United NationsDepartment of Economic and Social Affairs Sustainable Development

Major Group: Farmers

Statement of Farmers
21 April 2005
CSD 13 - New York City
Madam Chair, Honorable Ministers:
IFAP appreciates the special attention given to the agricultural sector in the draft negotiating text (dated
19 April 1230) where mention is made on the need for more effective water demand management. There
is obviously here recognition of the importance of the role of the agricultural sector when dealing with
water related issues.
However, IFAP is quite surprised with the fact that no mention is made of the ?human face? of
agriculture. Farming is not just agricultural practices and technology; it is human labor and human
imagination. In other words one cannot talk about agriculture without referring to farmers and their role
in participating in decision making processes right from the onset (formulation stage to the implementing
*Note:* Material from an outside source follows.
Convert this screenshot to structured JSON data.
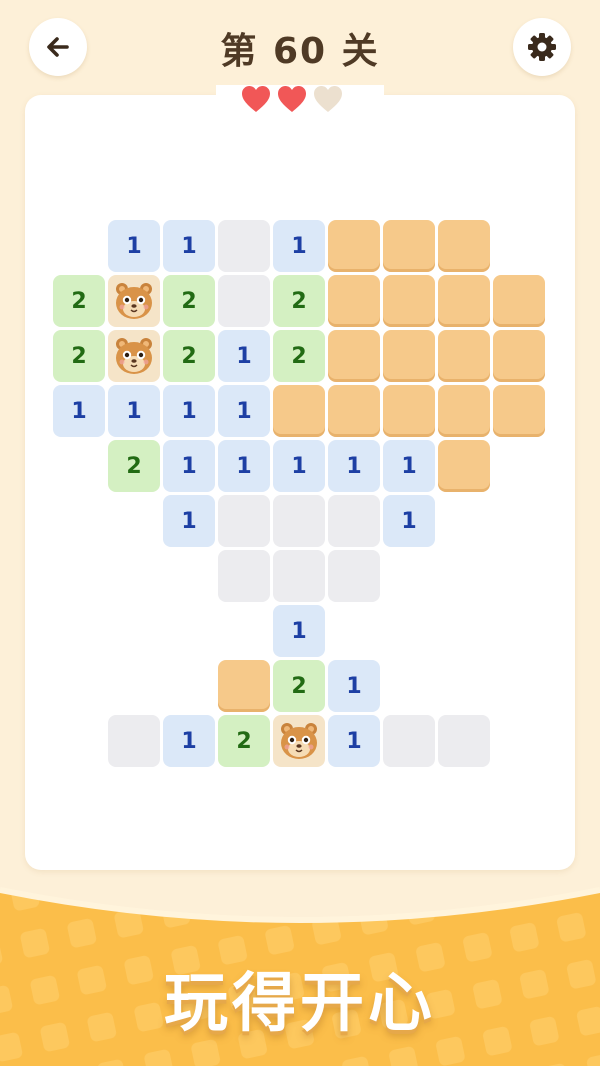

and follow up stage). Farmers are the custodians of natural resources and their involvement is indeed
crucial in this reg ard, and we feel this should be reflected in the final text.
IFAP is pleased that reference is made on the need to provide technical, management as well training
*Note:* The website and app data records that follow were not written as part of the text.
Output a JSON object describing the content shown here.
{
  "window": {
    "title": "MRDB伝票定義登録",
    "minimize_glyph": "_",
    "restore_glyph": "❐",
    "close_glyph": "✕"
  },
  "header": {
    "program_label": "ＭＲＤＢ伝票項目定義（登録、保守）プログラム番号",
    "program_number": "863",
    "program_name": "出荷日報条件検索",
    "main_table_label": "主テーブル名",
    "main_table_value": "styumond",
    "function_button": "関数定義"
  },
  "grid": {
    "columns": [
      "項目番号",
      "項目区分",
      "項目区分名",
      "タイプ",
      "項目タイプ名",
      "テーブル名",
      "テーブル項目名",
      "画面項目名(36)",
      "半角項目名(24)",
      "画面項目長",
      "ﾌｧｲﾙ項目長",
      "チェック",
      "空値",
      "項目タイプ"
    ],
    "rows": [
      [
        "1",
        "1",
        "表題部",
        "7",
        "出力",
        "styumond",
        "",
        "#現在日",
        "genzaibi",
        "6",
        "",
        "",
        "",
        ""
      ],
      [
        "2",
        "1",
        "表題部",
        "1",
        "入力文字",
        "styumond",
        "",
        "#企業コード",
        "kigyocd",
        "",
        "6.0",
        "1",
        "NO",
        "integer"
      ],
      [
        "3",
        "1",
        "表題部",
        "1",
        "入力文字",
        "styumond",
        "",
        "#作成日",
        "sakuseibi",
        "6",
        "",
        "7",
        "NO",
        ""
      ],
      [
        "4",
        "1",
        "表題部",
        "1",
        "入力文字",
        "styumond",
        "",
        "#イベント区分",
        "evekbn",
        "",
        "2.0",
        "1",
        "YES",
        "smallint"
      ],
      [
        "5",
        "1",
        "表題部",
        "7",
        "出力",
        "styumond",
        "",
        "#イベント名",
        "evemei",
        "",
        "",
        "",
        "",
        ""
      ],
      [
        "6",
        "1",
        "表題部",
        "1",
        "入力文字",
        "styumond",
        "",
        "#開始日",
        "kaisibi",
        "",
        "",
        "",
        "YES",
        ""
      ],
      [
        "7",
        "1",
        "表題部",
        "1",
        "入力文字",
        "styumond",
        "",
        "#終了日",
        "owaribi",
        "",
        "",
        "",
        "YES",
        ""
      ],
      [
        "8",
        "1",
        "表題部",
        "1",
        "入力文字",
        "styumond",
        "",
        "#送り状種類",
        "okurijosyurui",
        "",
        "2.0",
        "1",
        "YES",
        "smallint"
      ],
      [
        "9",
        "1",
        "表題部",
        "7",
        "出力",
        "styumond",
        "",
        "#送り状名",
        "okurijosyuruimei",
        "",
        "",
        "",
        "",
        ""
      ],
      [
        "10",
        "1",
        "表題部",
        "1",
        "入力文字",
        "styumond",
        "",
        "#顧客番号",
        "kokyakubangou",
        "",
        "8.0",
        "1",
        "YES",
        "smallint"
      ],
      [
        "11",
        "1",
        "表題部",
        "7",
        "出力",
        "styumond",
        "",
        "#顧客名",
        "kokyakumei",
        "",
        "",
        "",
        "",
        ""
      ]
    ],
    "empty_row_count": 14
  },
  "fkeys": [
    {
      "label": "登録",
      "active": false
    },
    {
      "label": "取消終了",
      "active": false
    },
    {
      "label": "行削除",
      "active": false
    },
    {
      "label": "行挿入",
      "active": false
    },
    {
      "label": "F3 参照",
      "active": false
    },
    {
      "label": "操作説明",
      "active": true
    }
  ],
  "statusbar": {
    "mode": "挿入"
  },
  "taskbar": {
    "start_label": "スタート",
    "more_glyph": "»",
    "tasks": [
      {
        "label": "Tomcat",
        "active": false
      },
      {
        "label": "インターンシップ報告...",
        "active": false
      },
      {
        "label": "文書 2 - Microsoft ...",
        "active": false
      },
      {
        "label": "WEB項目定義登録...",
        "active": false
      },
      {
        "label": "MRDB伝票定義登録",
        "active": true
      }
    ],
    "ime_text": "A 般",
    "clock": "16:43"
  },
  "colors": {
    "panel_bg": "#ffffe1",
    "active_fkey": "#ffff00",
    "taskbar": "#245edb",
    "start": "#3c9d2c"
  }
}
support for local authorities and community based organizations. IFAP agrees with this but feel that the
root of the problem is not tackled.
No mention is made on the need to support farmers and their organizations when dealing with access to
and management issues. Management and technical support is important but this is not enough. Building
the capacities of farmers and their organizations at all levels (institutional, organizational, leadership,
marketing, financial, technical?) should form the basis of this support. Without this capacity building
process, farmers and their organizations will not be able to manage the water resources in a more rational
way and therefore the Millennium development goals will not be reached.
Farmers need capacity building but in their turn, they reaffirm their willingness to participate and their
readiness to ?co-manage? the implementation of policy options identified throughout this exercise.
Farmers are not just spectators; they are protagonists of their own fate and ask to be considered as such.
Therefore, they are willing to share the responsibility of managing the water resources under the
condition to be involved and to be considered on equal footing with other stakeholders such as
government and intergovernmental institutions? representatives.
Governments have to play their role to play in providing the necessary support to encourage farmers?
organizations willingness to use water efficiently. This support could materialize in the form of tax
incentives and stewardship programs. T hese programs will help farmers get out of the poverty circle and
will help develop their feeling of ownership with regard to the protection and rational use of the water
resources.
Emphasis is put on the need for the use of appropriate technologies when dealing with water issues.
However, the issue of involving community based organizations including farmers in the identification
of their needs to be able to come up with appropriate techniques is often overlooked. The research and
technology community needs to work in collaboration with these grassroots organizations to take the
right direction in this regard.
All in all, there is a need to enhance the active role of stakeholders including at the beginning, farmers
and their organizations in formulating and implementing decisions related to water issues. Both bottom
up and top down approaches should be adopted to tackle this issue of better management of water
resources , with civil society actors being considered on equal footing with other stakeholders including
national government and intergovernmental organizations.